- _WHAT YOU SHOULD DO_:
Reproduce the listing below in its entirety. Change nothing.

-- -- --

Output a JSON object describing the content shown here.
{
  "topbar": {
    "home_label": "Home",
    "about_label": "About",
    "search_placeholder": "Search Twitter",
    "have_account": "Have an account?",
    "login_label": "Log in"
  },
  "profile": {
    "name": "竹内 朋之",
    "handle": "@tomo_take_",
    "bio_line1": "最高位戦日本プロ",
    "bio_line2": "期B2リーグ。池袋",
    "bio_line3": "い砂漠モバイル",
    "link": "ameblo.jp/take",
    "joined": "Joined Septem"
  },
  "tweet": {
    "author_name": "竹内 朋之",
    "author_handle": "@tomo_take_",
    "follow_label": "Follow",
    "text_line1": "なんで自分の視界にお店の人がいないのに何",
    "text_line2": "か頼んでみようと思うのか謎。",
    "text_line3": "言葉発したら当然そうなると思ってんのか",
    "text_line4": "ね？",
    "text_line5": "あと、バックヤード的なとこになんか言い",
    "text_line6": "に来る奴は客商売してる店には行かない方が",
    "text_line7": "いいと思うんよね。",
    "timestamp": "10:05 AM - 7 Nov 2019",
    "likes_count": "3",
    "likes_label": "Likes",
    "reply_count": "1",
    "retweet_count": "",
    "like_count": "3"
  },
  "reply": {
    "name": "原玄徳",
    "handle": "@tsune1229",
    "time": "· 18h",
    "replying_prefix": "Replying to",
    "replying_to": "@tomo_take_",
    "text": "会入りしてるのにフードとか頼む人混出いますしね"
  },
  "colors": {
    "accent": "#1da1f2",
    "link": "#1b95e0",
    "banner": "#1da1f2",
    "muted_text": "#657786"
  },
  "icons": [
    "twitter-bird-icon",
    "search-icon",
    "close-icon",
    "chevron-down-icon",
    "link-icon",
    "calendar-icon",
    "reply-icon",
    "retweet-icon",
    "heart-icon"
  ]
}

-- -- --

- _SOLUTION TO THE PROBLEM_:
Output a JSON object describing the content shown here.
{
  "topbar": {
    "home_label": "Home",
    "about_label": "About",
    "search_placeholder": "Search Twitter",
    "have_account": "Have an account?",
    "login_label": "Log in"
  },
  "profile": {
    "name": "竹内 朋之",
    "handle": "@tomo_take_",
    "bio_line1": "最高位戦日本プロ",
    "bio_line2": "期B2リーグ。池袋",
    "bio_line3": "い砂漠モバイル",
    "link": "ameblo.jp/take",
    "joined": "Joined Septem"
  },
  "tweet": {
    "author_name": "竹内 朋之",
    "author_handle": "@tomo_take_",
    "follow_label": "Follow",
    "text_line1": "なんで自分の視界にお店の人がいないのに何",
    "text_line2": "か頼んでみようと思うのか謎。",
    "text_line3": "言葉発したら当然そうなると思ってんのか",
    "text_line4": "ね？",
    "text_line5": "あと、バックヤード的なとこになんか言い",
    "text_line6": "に来る奴は客商売してる店には行かない方が",
    "text_line7": "いいと思うんよね。",
    "timestamp": "10:05 AM - 7 Nov 2019",
    "likes_count": "3",
    "likes_label": "Likes",
    "reply_count": "1",
    "retweet_count": "",
    "like_count": "3"
  },
  "reply": {
    "name": "原玄徳",
    "handle": "@tsune1229",
    "time": "· 18h",
    "replying_prefix": "Replying to",
    "replying_to": "@tomo_take_",
    "text": "会入りしてるのにフードとか頼む人混出いますしね"
  },
  "colors": {
    "accent": "#1da1f2",
    "link": "#1b95e0",
    "banner": "#1da1f2",
    "muted_text": "#657786"
  },
  "icons": [
    "twitter-bird-icon",
    "search-icon",
    "close-icon",
    "chevron-down-icon",
    "link-icon",
    "calendar-icon",
    "reply-icon",
    "retweet-icon",
    "heart-icon"
  ]
}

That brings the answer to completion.